Populism All the Way Down: How Times of Uncertainty Lead to the Rise of Populist Identities in Liberal Democracies
Liberal Arts and Social Sciences, College of
Political Science, Department of
BURS Faculty Advisor
Dr. Nathan Griffith
In the past decades, liberal democracies have had unique struggles with political instability. This paper seeks to understand why these times of uncertainty in liberal democracies cause an increase in populism. Theories around political identity and populism provide that throughout these unpredictable times, political structures are seen as less reliable for a sense of stability. A threatened populace may pursue a solution that gives “the people” more perceived political control.
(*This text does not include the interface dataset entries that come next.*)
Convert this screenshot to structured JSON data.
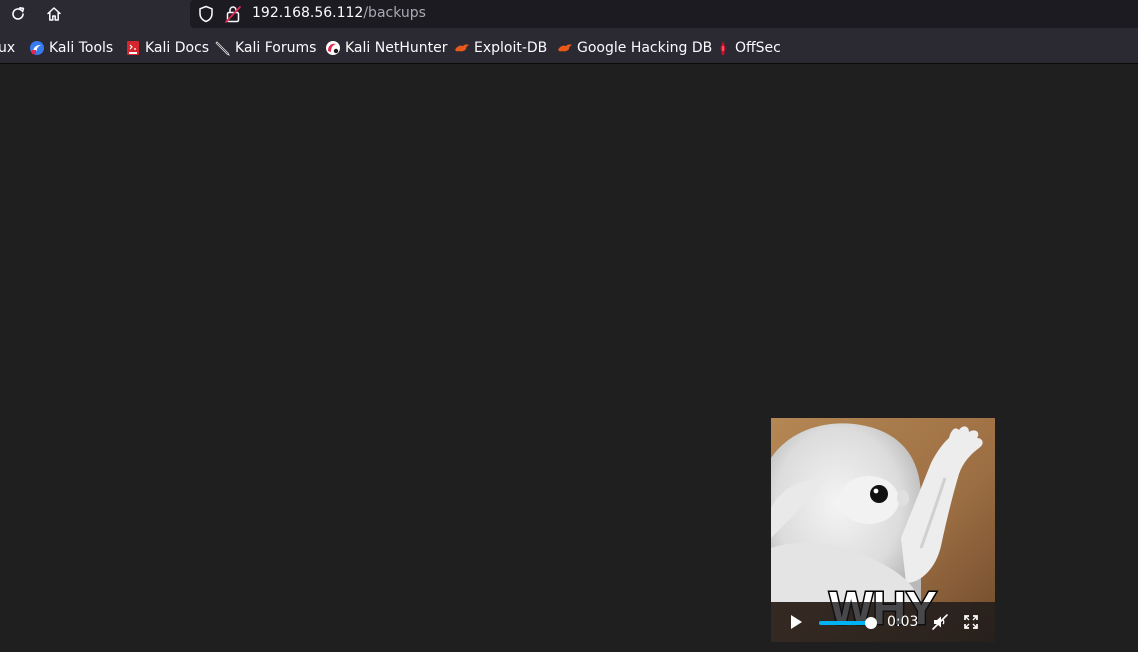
{
  "browser": {
    "url_host": "192.168.56.112",
    "url_path": "/backups"
  },
  "bookmarks": [
    {
      "label": "ux",
      "icon": "kali-dragon-icon"
    },
    {
      "label": "Kali Tools",
      "icon": "kali-tools-icon"
    },
    {
      "label": "Kali Docs",
      "icon": "kali-docs-icon"
    },
    {
      "label": "Kali Forums",
      "icon": "kali-forums-icon"
    },
    {
      "label": "Kali NetHunter",
      "icon": "kali-nethunter-icon"
    },
    {
      "label": "Exploit-DB",
      "icon": "exploit-db-icon"
    },
    {
      "label": "Google Hacking DB",
      "icon": "google-hacking-db-icon"
    },
    {
      "label": "OffSec",
      "icon": "offsec-icon"
    }
  ],
  "video": {
    "caption": "WHY",
    "time": "0:03",
    "progress": 0.92,
    "muted": true,
    "accent_color": "#00b3f4"
  }
}
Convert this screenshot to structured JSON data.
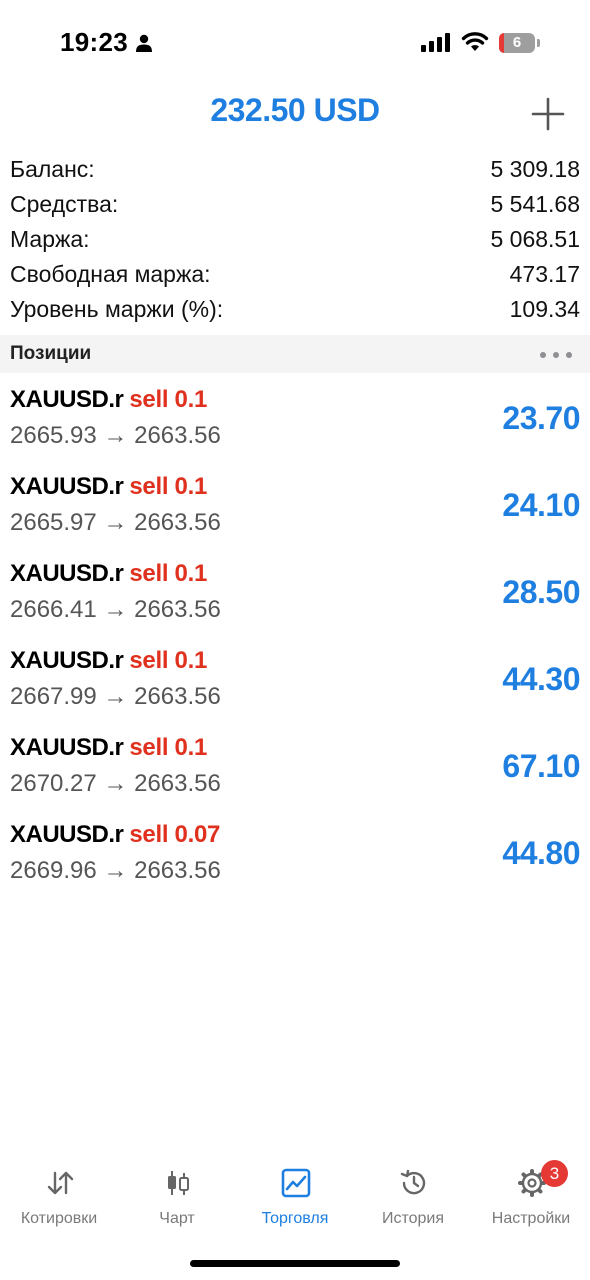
{
  "status_bar": {
    "time": "19:23",
    "battery_level": "6",
    "icons": [
      "person-icon",
      "cellular-signal-icon",
      "wifi-icon",
      "battery-icon"
    ]
  },
  "header": {
    "total": "232.50 USD",
    "add_icon": "plus-icon"
  },
  "account": [
    {
      "label": "Баланс:",
      "value": "5 309.18"
    },
    {
      "label": "Средства:",
      "value": "5 541.68"
    },
    {
      "label": "Маржа:",
      "value": "5 068.51"
    },
    {
      "label": "Свободная маржа:",
      "value": "473.17"
    },
    {
      "label": "Уровень маржи (%):",
      "value": "109.34"
    }
  ],
  "positions": {
    "title": "Позиции",
    "items": [
      {
        "symbol": "XAUUSD.r",
        "side": "sell 0.1",
        "prices": "2665.93 → 2663.56",
        "profit": "23.70"
      },
      {
        "symbol": "XAUUSD.r",
        "side": "sell 0.1",
        "prices": "2665.97 → 2663.56",
        "profit": "24.10"
      },
      {
        "symbol": "XAUUSD.r",
        "side": "sell 0.1",
        "prices": "2666.41 → 2663.56",
        "profit": "28.50"
      },
      {
        "symbol": "XAUUSD.r",
        "side": "sell 0.1",
        "prices": "2667.99 → 2663.56",
        "profit": "44.30"
      },
      {
        "symbol": "XAUUSD.r",
        "side": "sell 0.1",
        "prices": "2670.27 → 2663.56",
        "profit": "67.10"
      },
      {
        "symbol": "XAUUSD.r",
        "side": "sell 0.07",
        "prices": "2669.96 → 2663.56",
        "profit": "44.80"
      }
    ]
  },
  "tabs": [
    {
      "label": "Котировки",
      "icon": "quotes-arrows-icon",
      "active": false
    },
    {
      "label": "Чарт",
      "icon": "candlestick-chart-icon",
      "active": false
    },
    {
      "label": "Торговля",
      "icon": "trade-chart-icon",
      "active": true
    },
    {
      "label": "История",
      "icon": "history-clock-icon",
      "active": false
    },
    {
      "label": "Настройки",
      "icon": "settings-gear-icon",
      "active": false
    }
  ],
  "settings_badge": "3",
  "colors": {
    "accent": "#1e7fe0",
    "sell": "#e0301e",
    "badge": "#e53935",
    "section_bg": "#f4f4f4"
  }
}
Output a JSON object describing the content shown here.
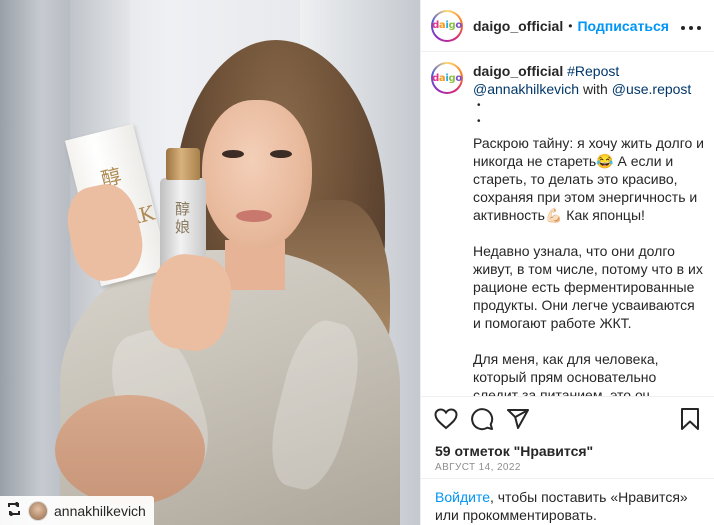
{
  "header": {
    "username": "daigo_official",
    "separator": "•",
    "follow_label": "Подписаться",
    "more_label": "•••",
    "logo_letters": [
      "d",
      "a",
      "i",
      "g",
      "o"
    ]
  },
  "photo": {
    "box_text": "醇 娘\nSAK",
    "bottle_text": "醇\n娘",
    "repost_user": "annakhilkevich",
    "repost_icon": "repost-icon"
  },
  "caption": {
    "username": "daigo_official",
    "hashtag": "#Repost",
    "mention": "@annakhilkevich",
    "with_text": "with",
    "mention2": "@use.repost",
    "dots": "•\n•",
    "paragraphs": [
      "Раскрою тайну: я хочу жить долго и никогда не стареть😂 А если и стареть, то делать это красиво, сохраняя при этом энергичность и активность💪🏻 Как японцы!",
      "Недавно узнала, что они долго живут, в том числе, потому что в их рационе есть ферментированные продукты. Они легче усваиваются и помогают работе ЖКТ.",
      "Для меня, как для человека, который прям основательно следит за питанием, это оч интересная тема. Я начала изучать ее глубже"
    ]
  },
  "actions": {
    "icons": [
      "heart-icon",
      "comment-icon",
      "share-icon",
      "bookmark-icon"
    ]
  },
  "likes": "59 отметок \"Нравится\"",
  "date": "АВГУСТ 14, 2022",
  "login": {
    "link": "Войдите",
    "text": ", чтобы поставить «Нравится» или прокомментировать."
  },
  "colors": {
    "accent": "#0095f6",
    "text": "#262626",
    "muted": "#8e8e8e",
    "link_dark": "#00376b"
  }
}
As a reaction to uncertainty, security is found in recentering into group identity. With stronger attachments being built into a group identity, there is an overall increase in conflict between groups and political structures, thus creating an environment that nurtures populism. This paper identifies the structures of centralized government in liberal democracies and levels of political instability as independent variables before looking at the level of trust in those structures and the level of group mobilization as the dependent variable.
Wilder, Jace, "Populism All the Way Down: How Times of Uncertainty Lead to the Rise of Populist Identities in Liberal Democracies" (2022). Belmont University Research Symposium (BURS). 46.